I think the most important thing to remember here is that different caching and design patterns will be necessary to use BigTable effectively. This is the least cosmetic difference caused by using Django on Google App Engine, and one that needs to be carefully considered while designing an application to run on GAE.
Django.contrib.* and Middleware
Another chunk of Django functionality that is not available on Google App Engine is many of the middlewares and django.contrib apps. The authentication and sessions frameworks in particular will be missed. As one would expect, Google does provide workable--and in some places perhaps more useful--replacements, but its yet another piece of Django that has been replaced and will have to be relearned by switchers to GAE.
Unlike the mismatch between BigTable and relational databases, the difference here is between details instead of concepts. A ported app will need to have chunks rewritten, but the apps themselves--for the most part--won't need to be redesigned.
Django Helper Project
There are many links and vague but optimistic praises for the Django Helper project which aims to abstract away differences between Django@Elsewhere and Django@GAE. In the end, I think its a somewhat misguided--although well intentioned and at times helpful--effort. The problem is that creating a layer of abstraction on top of two different things will lead to the minimal subset of both. Imagine trying to create a library that abstracted away whether you were using Git or Mercurial for your repository: you'd lose out on the unique features of both, and end up with something less compelling than either on its own.
My experience is that the helper doesn't quite work as advertised in a variety of ways, and it makes more sense to do what you can with Django, and then use the Google framework components to supplement Django, rather than pouring a third blend of the two into the koolaid.
Really, I had a very positive experience developing with the Google App Engine, and I'm looking forward to refining my existing project, and to trying out new projects on it as well. It eliminates the pain of deploying webapps, which is usually the most difficult--or at least most capital intense--part of pushing out a new project. Before the AppEngine I had two choices for pushing out projects with a small budget (for the most part consisting of small personal projects):
put it on a VPS and pay more $20-$40 per month, or
put it on a shared host and accept often abysmal performance.
Now, Google App Engine has given me a third option with most of the benefits of the first two, and for that I am grateful. Whether the barrier to web applications needed to be lowered even further is a discussion for another day, but GAE is certainly an exciting experiment to observe and to participate in.
If you have tried developing with GAE, what were your impressions? Do you think it will be a viable platform for webapps?
One of my students recently delivered a speech whose title was 世界のみんなは同じだ or All The World's People Are the Same. Its a pleasant thought, usually one we arrive at somewhere between being paralyzed by lack of detail, and being paralyzed by excessive detail, but not one that seems particularly true. The same goes for the distinction betweeen Django on Google App Engine (DOGAE?) and Django in Others Places (DIOP?): it may seem the same, but it isn't.↩
And that is who the Google App Engine really seems to be aimed at. Small groups of developers who are lacking either the capital, the desire or the technical prowess to handle the deployment and scaling of their web application.↩
Well, except for the ones who have decided Google is becoming a terrifying creature to be avoided.
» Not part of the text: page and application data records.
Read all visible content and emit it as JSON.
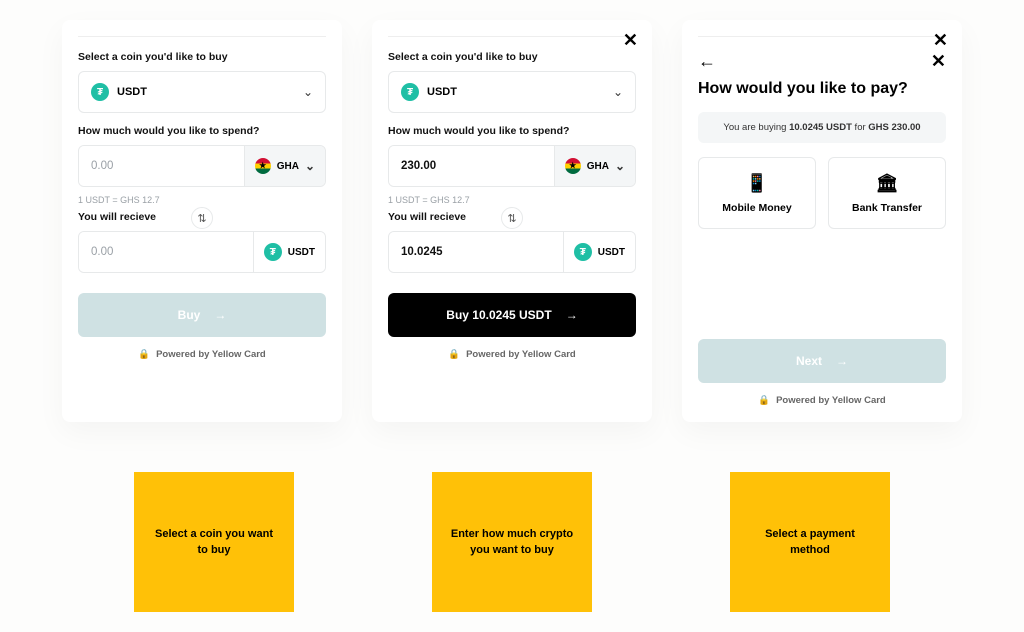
{
  "card1": {
    "select_label": "Select a coin you'd like to buy",
    "coin": "USDT",
    "spend_label": "How much would you like to spend?",
    "spend_value": "0.00",
    "currency": "GHA",
    "rate": "1 USDT = GHS 12.7",
    "receive_label": "You will recieve",
    "receive_value": "0.00",
    "receive_coin": "USDT",
    "cta": "Buy",
    "footer": "Powered by Yellow Card"
  },
  "card2": {
    "select_label": "Select a coin you'd like to buy",
    "coin": "USDT",
    "spend_label": "How much would you like to spend?",
    "spend_value": "230.00",
    "currency": "GHA",
    "rate": "1 USDT = GHS 12.7",
    "receive_label": "You will recieve",
    "receive_value": "10.0245",
    "receive_coin": "USDT",
    "cta": "Buy 10.0245 USDT",
    "footer": "Powered by Yellow Card"
  },
  "card3": {
    "heading": "How would you like to pay?",
    "info_pre": "You are buying ",
    "info_amount": "10.0245 USDT",
    "info_mid": " for ",
    "info_price": "GHS 230.00",
    "option1": "Mobile Money",
    "option2": "Bank Transfer",
    "cta": "Next",
    "footer": "Powered by Yellow Card"
  },
  "notes": {
    "n1": "Select a coin you want to buy",
    "n2": "Enter how much crypto you want to buy",
    "n3": "Select a payment method"
  },
  "glyphs": {
    "close": "✕",
    "back": "←",
    "swap": "⇅",
    "chevron": "⌄",
    "lock": "🔒",
    "phone": "📱",
    "bank": "🏛"
  }
}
I'm pretty sure those people won't be that happy with using a Google App Engine application anyway...↩